Want to know how to make sure your network is secure & meets compliance all while enabling a successful BYOD program?
OK, I admit that I’ve always been a techie wannabe, however I never quite made it to true techie level. So when the buzz around BYOD and unified workspace started a couple years ago, I was intrigued, and as it has built momentum and taken hold in so many organizations, I have taken an interest in understanding how it really works. Obviously, security, visibility and control are the big concerns, and to understand how those concerns are met, I found this video on Cisco’s Identity Services Engine (ISE) really helpful:
Last week, the blogosphere was abuzz with fresh insights on business mobility, BYOD, and collaboration. Cisco worldwide sales leader Chuck Robbins highlighted recent research commissioned by Cisco from the Economist Intelligence Unit. His blog talked about the risks and rewards that come with a business mobility strategy. The research showed that business leaders see this new mobile way of working as inevitable, even though it comes with a certain amount of risk for corporate data.
Chuck’s blog also briefly touched on another concept: culture. I recently spent some time speaking with customers about their mobility strategy, and culture came up in some of these conversations as well. When I think about Cisco and other companies I’ve worked with, a big part of corporate culture is defined by how we (as individuals) work, how we share, how we collaborate, and how “close” we feel to others in the workplace. Have you ever reminisced “when I worked for xyz-company, I really felt like I was part of a family?” I know I have.

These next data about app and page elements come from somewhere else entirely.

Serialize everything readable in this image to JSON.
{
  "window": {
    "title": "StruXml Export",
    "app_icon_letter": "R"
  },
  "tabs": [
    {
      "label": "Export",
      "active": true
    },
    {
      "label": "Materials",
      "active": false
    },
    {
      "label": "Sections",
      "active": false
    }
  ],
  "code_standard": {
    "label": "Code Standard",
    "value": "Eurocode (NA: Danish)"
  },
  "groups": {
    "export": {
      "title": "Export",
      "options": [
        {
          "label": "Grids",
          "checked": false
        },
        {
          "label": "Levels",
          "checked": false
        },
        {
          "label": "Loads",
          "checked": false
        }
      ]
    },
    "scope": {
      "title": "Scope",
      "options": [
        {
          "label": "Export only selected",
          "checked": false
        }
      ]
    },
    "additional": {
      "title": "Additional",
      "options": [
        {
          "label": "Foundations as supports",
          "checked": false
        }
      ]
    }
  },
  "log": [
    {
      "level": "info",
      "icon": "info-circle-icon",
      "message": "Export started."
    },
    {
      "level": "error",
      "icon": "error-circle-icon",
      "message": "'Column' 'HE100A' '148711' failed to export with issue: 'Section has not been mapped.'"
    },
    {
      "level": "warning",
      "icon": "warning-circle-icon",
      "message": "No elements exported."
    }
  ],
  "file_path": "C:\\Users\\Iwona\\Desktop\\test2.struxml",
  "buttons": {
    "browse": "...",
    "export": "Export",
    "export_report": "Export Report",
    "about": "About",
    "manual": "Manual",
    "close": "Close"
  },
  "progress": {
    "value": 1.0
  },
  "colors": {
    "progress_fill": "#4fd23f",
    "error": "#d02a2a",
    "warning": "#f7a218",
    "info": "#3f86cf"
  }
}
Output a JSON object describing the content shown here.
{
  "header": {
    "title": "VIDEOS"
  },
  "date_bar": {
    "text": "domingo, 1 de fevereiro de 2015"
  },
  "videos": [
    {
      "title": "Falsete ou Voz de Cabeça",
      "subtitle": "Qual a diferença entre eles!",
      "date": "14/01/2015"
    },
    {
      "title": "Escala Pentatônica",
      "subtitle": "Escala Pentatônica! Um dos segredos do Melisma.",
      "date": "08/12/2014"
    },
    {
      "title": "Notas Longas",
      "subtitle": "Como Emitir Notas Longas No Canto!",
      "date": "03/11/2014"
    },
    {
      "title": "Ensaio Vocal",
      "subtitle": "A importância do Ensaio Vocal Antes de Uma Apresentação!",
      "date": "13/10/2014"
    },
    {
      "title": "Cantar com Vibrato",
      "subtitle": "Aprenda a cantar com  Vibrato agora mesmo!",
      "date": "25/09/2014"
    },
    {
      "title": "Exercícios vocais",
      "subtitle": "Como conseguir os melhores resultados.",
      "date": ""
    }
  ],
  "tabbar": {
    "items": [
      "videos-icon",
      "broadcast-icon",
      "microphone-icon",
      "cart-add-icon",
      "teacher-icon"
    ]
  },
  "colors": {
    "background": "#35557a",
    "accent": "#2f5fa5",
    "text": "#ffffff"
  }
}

In today’s non-stop global world, preserving culture is more important than ever, but technology and geography can conspire against culture – and so we have to actively work to preserve culture in modern business environments. One way to promote culture is to create a collaborative and open environment through the use of video collaboration, not just for remote employees, but in every meeting. While ideally every meeting would be face-to-face, the reality of mobility and BYOD is that we’re not always at our desks. Video puts us front-and-center. It forces us to tune in and focus on the conversation at hand. But it also drags our culture and our surroundings into the meeting. I saw this first hand speaking to a customer on WebEx this week, when he unexpectedly turned on his iPhone video, and marveled at how he could walk through his home, streaming video while speaking with me on the call.
And there it was! That simple act of sharing video turned a regular conference call into a vibrant, two-way engagement. If we can make it easy and enjoyable to use video collaboration in the new global, virtual, mobile workspace, we share more than just words – we share culture. And to do that in a mobile environment, you’re going to want a strategy and a partner that can get you there regardless of the device you are using at the moment, be it a traditional PC in an office or cubicle, a thin client delivering a virtual desktop, or a smart phone or tablet.
One thing is for certain – freedom to use a wide variety of items is having a profound impact on society and culture. Putting those devices to use to nourish and extend your corporate culture is an idea that some forward looking IT leaders are already turning into practice. How has, and how will video and mobility impact your workspace and corporate culture? The following info-graphic highlights some of the trends that are driving the need for a seamless blend of mobility, video, and collaboration across all your devices.
Click the tall info-graphic above to learn more, and them come back and post a comment! Tell me how the consumer usage of video and mobility are changing the culture of your company.